Segment Open

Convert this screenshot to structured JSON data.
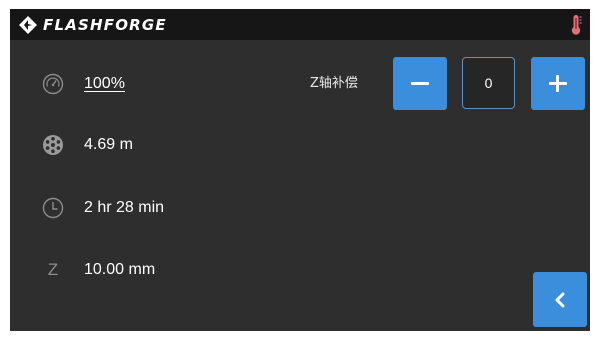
{
  "header": {
    "brand": "FLASHFORGE",
    "logo_icon": "flashforge-logo-icon",
    "status_icon": "thermometer-icon"
  },
  "stats": [
    {
      "icon": "speedometer-icon",
      "value": "100%"
    },
    {
      "icon": "filament-spool-icon",
      "value": "4.69 m"
    },
    {
      "icon": "clock-icon",
      "value": "2 hr 28 min"
    },
    {
      "icon": "z-axis-icon",
      "icon_text": "Z",
      "value": "10.00 mm"
    }
  ],
  "z_offset": {
    "label": "Z轴补偿",
    "value": "0",
    "decrease_icon": "minus-icon",
    "increase_icon": "plus-icon"
  },
  "back_button": {
    "icon": "chevron-left-icon"
  },
  "colors": {
    "accent": "#3a8edb",
    "body": "#2e2e2e",
    "topbar": "#161616",
    "icon": "#8c8c8c",
    "thermo": "#e07078",
    "box_border": "#5d93c4"
  }
}
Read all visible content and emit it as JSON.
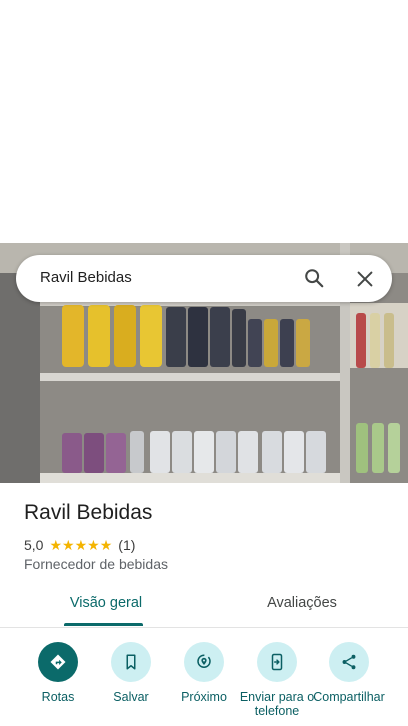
{
  "search": {
    "query": "Ravil Bebidas"
  },
  "place": {
    "title": "Ravil Bebidas",
    "rating": "5,0",
    "stars": 5,
    "review_count": "(1)",
    "category": "Fornecedor de bebidas"
  },
  "tabs": [
    {
      "label": "Visão geral",
      "selected": true
    },
    {
      "label": "Avaliações",
      "selected": false
    }
  ],
  "actions": [
    {
      "label": "Rotas",
      "icon": "directions-icon"
    },
    {
      "label": "Salvar",
      "icon": "bookmark-icon"
    },
    {
      "label": "Próximo",
      "icon": "nearby-icon"
    },
    {
      "label": "Enviar para o telefone",
      "icon": "send-to-phone-icon"
    },
    {
      "label": "Compartilhar",
      "icon": "share-icon"
    }
  ],
  "colors": {
    "accent": "#0b6a6a",
    "action_bg": "#cdeff2",
    "star": "#f4b400"
  }
}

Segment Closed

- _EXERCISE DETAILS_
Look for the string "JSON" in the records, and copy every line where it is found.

- _ANSWER TO THIS PROBLEM_
Convert this screenshot to structured JSON data.
Read all visible content and emit it as JSON.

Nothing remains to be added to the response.